PACAC also encouraged committees to be more active in scrutinising the government’s commitment to increasing diversity in senior appointments, and in ensuring that the appointments process is properly resourced and prioritised. They exemplified these points in their recent report on the new chair of the Committee on Standards in Public Life. They administered a written questionnaire to the candidate, Lord Evans of Weardale (former head of MI5), and published Lord Evans’ replies with their report. And they lambasted the Cabinet Office for administrative failures, in breach of their own guidelines, in this and two other recent appointments; and for lack of diversity. All the Cabinet Office’s preferred candidates since 2015 have been white males, and Lord Evans is the seventh consecutive man appointed as the permanent chair of CSPL since its creation.

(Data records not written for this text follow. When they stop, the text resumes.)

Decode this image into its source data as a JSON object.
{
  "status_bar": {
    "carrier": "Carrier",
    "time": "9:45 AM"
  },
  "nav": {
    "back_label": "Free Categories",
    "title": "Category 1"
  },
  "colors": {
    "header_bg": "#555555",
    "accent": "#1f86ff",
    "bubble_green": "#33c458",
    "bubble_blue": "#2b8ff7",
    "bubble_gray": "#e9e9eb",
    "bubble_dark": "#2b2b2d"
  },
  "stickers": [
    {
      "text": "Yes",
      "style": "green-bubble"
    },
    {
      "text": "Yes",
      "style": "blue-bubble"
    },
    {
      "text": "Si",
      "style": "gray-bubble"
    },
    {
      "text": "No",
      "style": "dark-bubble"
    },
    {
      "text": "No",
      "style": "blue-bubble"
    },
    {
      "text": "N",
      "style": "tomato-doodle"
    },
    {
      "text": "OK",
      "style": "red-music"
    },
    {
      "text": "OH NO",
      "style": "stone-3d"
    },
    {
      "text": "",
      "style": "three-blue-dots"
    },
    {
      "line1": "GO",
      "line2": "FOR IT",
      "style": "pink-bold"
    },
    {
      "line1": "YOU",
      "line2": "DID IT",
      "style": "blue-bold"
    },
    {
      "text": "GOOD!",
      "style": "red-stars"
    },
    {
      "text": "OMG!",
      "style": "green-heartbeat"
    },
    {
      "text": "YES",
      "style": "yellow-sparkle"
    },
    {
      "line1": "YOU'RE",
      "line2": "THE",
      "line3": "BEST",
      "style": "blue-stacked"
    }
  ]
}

PACAC are right to urge the government to recruit from a wider potential pool of candidates, and Peter Riddell as Commissioner is also strongly committed to increasing diversity. But Select Committees need to be aware that robust pre-appointment scrutiny may militate against diversity. When it comes to selecting a preferred candidate, one of the questions asked is whether the candidate can hold their own in the public arena. That is a necessary quality for people holding senior public appointments, and the pre-appointment hearing is a good test of their ability to withstand public scrutiny. But it inevitably tends to favour people (like Lord Evans) who have already played a part in public life. People from non-traditional backgrounds (whether women or members of an ethnic minority, or from business and the private sector) tend to perform less well in front of Select Committees, simply because they have less experience of doing so.
About the author
Robert Hazell is a former Director of the Constitution Unit. His most recent work has been on the topic of monarchies, and he led the Unit’s project on Accession and Coronation Oaths. The associated reports (Swearing in the New King and Inaugurating a New Reign) were published on 23 May.